Much to Manage, Not Enough Tech Pros

With demand for their services growing, MSPs are scrambling to find tech pros who can handle client-facing roles, particularly systems engineers, said MJ Shoer, director of client engagement for 1Path, a national MSP based in Atlanta.

“System engineering is where the project work gets done,” he explained. “We have a big gap, with more work and fewer resources.” Arguing that schools at nearly every level focus their tech education on programming and software development, he added: “We need more people on the infrastructure side of things. Networking is remarkably complex, is constantly evolving, and needs constant tweaking.”

Traditionally, many MSPs hired for entry-level positions on the help desk, then moved people up the ranks as they gained experience and earned certifications. “Our approach was to hire people with a basic aptitude but the right attitude, and help them grow,” Shoer said. While that’s still an often-used approach, it doesn’t fill the immediate need for the systems engineers who design, build and maintain the networks.

Successful systems engineers are “demonstrated problem solvers” who understand the intricacies of today’s networking technology, such as virtualization and protocols, Shoer said. They also have to be creative thinkers who understand the idea of cause and effect: “They need to think beyond the core technology to understand the ramifications and impacts of everything they do.”

For example, if a new security strategy calls for adding a strategically placed camera, the engineer should consider all of the possible consequences. “You can’t just slap cameras on the network,” Shoer noted. “You’ve got to look into whether or not you’ll open up an entirely new security hole.”

New Positions as MSPs Widen Their Role

Meanwhile, the MSP landscape is evolving. In turn, the type of roles in managed services is widening among solutions providers and traditional MSPs. More vertical software companies—especially in telecommunications and accounting—are offering their products through a managed services approach, while traditional MSPs are looking for ways to expand their roles or redefine their focus.

For example, many firms are taking a harder look at verticals. “Some are shedding clients that don’t fit with the industries they want to focus on,” Shoer said, while others are already ensconced in their chosen space. As an example, Shoer pointed to Proactive Technologies, a New York MSP that concentrates on hedge funds and other investment firms.

April said the manufacturing and retail sectors are of particular interest to MSPs right now, so in some instances, candidates with matching backgrounds could have an advantage over others.

MSPs are also exploring ways to expand their services, April said: “We see an across-the-board shortage for a host of jobs” as providers look for experts in the Internet of Things (IoT), data analytics and artificial intelligence. Demand for those skills will increase as MSPs move beyond simply monitoring data to analyzing it and identifying actionable business insights. Being able to offer such services would give companies a competitive advantage and allow them to take on a more consultative role. However, she added, “We’re not there yet.”

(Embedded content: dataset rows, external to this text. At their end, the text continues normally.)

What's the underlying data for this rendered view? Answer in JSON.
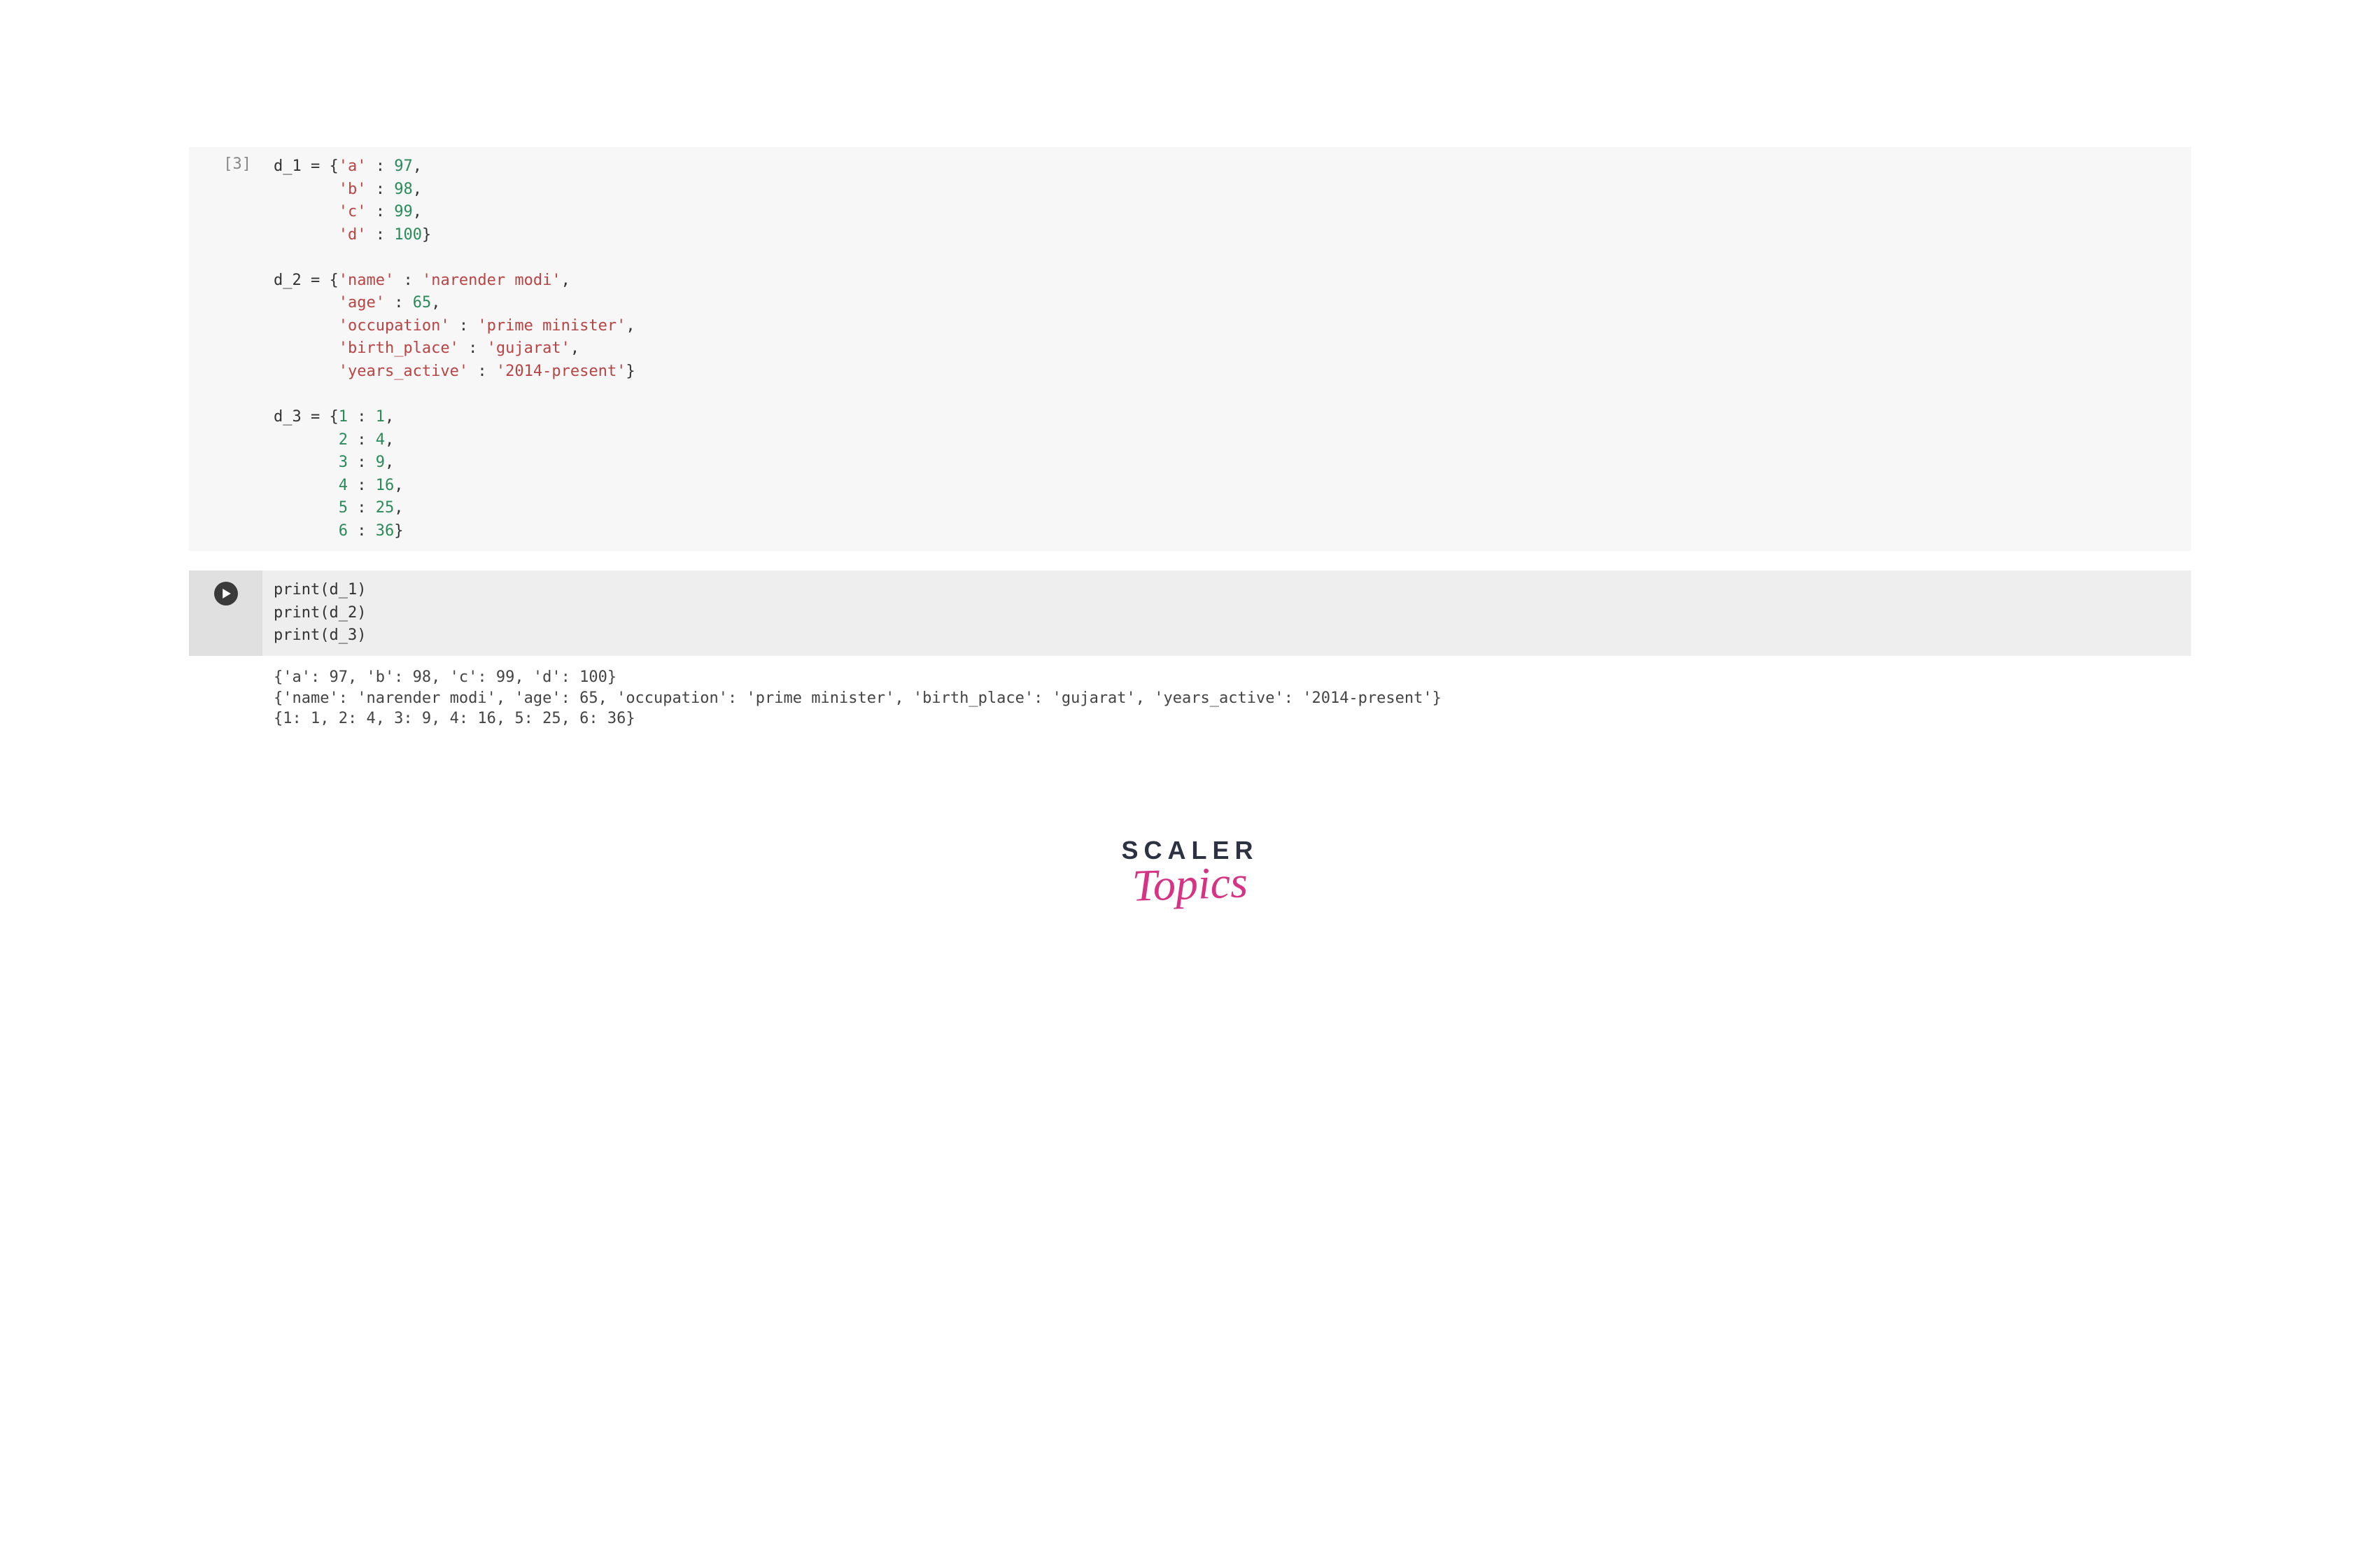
{
  "cell1": {
    "exec_count": "[3]",
    "code_tokens": [
      {
        "t": "ident",
        "v": "d_1 = {"
      },
      {
        "t": "str",
        "v": "'a'"
      },
      {
        "t": "punct",
        "v": " : "
      },
      {
        "t": "num",
        "v": "97"
      },
      {
        "t": "punct",
        "v": ",\n"
      },
      {
        "t": "punct",
        "v": "       "
      },
      {
        "t": "str",
        "v": "'b'"
      },
      {
        "t": "punct",
        "v": " : "
      },
      {
        "t": "num",
        "v": "98"
      },
      {
        "t": "punct",
        "v": ",\n"
      },
      {
        "t": "punct",
        "v": "       "
      },
      {
        "t": "str",
        "v": "'c'"
      },
      {
        "t": "punct",
        "v": " : "
      },
      {
        "t": "num",
        "v": "99"
      },
      {
        "t": "punct",
        "v": ",\n"
      },
      {
        "t": "punct",
        "v": "       "
      },
      {
        "t": "str",
        "v": "'d'"
      },
      {
        "t": "punct",
        "v": " : "
      },
      {
        "t": "num",
        "v": "100"
      },
      {
        "t": "punct",
        "v": "}\n\n"
      },
      {
        "t": "ident",
        "v": "d_2 = {"
      },
      {
        "t": "str",
        "v": "'name'"
      },
      {
        "t": "punct",
        "v": " : "
      },
      {
        "t": "str",
        "v": "'narender modi'"
      },
      {
        "t": "punct",
        "v": ",\n"
      },
      {
        "t": "punct",
        "v": "       "
      },
      {
        "t": "str",
        "v": "'age'"
      },
      {
        "t": "punct",
        "v": " : "
      },
      {
        "t": "num",
        "v": "65"
      },
      {
        "t": "punct",
        "v": ",\n"
      },
      {
        "t": "punct",
        "v": "       "
      },
      {
        "t": "str",
        "v": "'occupation'"
      },
      {
        "t": "punct",
        "v": " : "
      },
      {
        "t": "str",
        "v": "'prime minister'"
      },
      {
        "t": "punct",
        "v": ",\n"
      },
      {
        "t": "punct",
        "v": "       "
      },
      {
        "t": "str",
        "v": "'birth_place'"
      },
      {
        "t": "punct",
        "v": " : "
      },
      {
        "t": "str",
        "v": "'gujarat'"
      },
      {
        "t": "punct",
        "v": ",\n"
      },
      {
        "t": "punct",
        "v": "       "
      },
      {
        "t": "str",
        "v": "'years_active'"
      },
      {
        "t": "punct",
        "v": " : "
      },
      {
        "t": "str",
        "v": "'2014-present'"
      },
      {
        "t": "punct",
        "v": "}\n\n"
      },
      {
        "t": "ident",
        "v": "d_3 = {"
      },
      {
        "t": "num",
        "v": "1"
      },
      {
        "t": "punct",
        "v": " : "
      },
      {
        "t": "num",
        "v": "1"
      },
      {
        "t": "punct",
        "v": ",\n"
      },
      {
        "t": "punct",
        "v": "       "
      },
      {
        "t": "num",
        "v": "2"
      },
      {
        "t": "punct",
        "v": " : "
      },
      {
        "t": "num",
        "v": "4"
      },
      {
        "t": "punct",
        "v": ",\n"
      },
      {
        "t": "punct",
        "v": "       "
      },
      {
        "t": "num",
        "v": "3"
      },
      {
        "t": "punct",
        "v": " : "
      },
      {
        "t": "num",
        "v": "9"
      },
      {
        "t": "punct",
        "v": ",\n"
      },
      {
        "t": "punct",
        "v": "       "
      },
      {
        "t": "num",
        "v": "4"
      },
      {
        "t": "punct",
        "v": " : "
      },
      {
        "t": "num",
        "v": "16"
      },
      {
        "t": "punct",
        "v": ",\n"
      },
      {
        "t": "punct",
        "v": "       "
      },
      {
        "t": "num",
        "v": "5"
      },
      {
        "t": "punct",
        "v": " : "
      },
      {
        "t": "num",
        "v": "25"
      },
      {
        "t": "punct",
        "v": ",\n"
      },
      {
        "t": "punct",
        "v": "       "
      },
      {
        "t": "num",
        "v": "6"
      },
      {
        "t": "punct",
        "v": " : "
      },
      {
        "t": "num",
        "v": "36"
      },
      {
        "t": "punct",
        "v": "}"
      }
    ]
  },
  "cell2": {
    "code_tokens": [
      {
        "t": "builtin",
        "v": "print"
      },
      {
        "t": "punct",
        "v": "(d_1)\n"
      },
      {
        "t": "builtin",
        "v": "print"
      },
      {
        "t": "punct",
        "v": "(d_2)\n"
      },
      {
        "t": "builtin",
        "v": "print"
      },
      {
        "t": "punct",
        "v": "(d_3)"
      }
    ]
  },
  "output": {
    "lines": [
      "{'a': 97, 'b': 98, 'c': 99, 'd': 100}",
      "{'name': 'narender modi', 'age': 65, 'occupation': 'prime minister', 'birth_place': 'gujarat', 'years_active': '2014-present'}",
      "{1: 1, 2: 4, 3: 9, 4: 16, 5: 25, 6: 36}"
    ]
  },
  "logo": {
    "line1": "SCALER",
    "line2": "Topics"
  }
}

Some MSPs are also beginning to create roles for software developers so they can create their own solutions to various infrastructure issues, April said. Repeatable processes are important to the MSP business model, and a small but growing number are evaluating whether having their own tools would make good business sense.

Prove Your Accomplishments

When considering candidates, MSPs usually look at the candidate’s work experience and credentials, as well as their cultural fit. Shoer prefers to review tech pros with vendor-neutral training, which focuses on concepts and how core technology works. Once you know that, he said, “You can layer on manufacturer-specific information.”

Expect hiring managers to focus on projects you’ve been involved with, and be ready to discuss your role on the team, what went well, what didn’t, and what you’d do differently. As Shoer emphasized, “references are important.” After you’ve talked about your work, the interviewer will want to verify what you’ve said by speaking with previous managers and colleagues.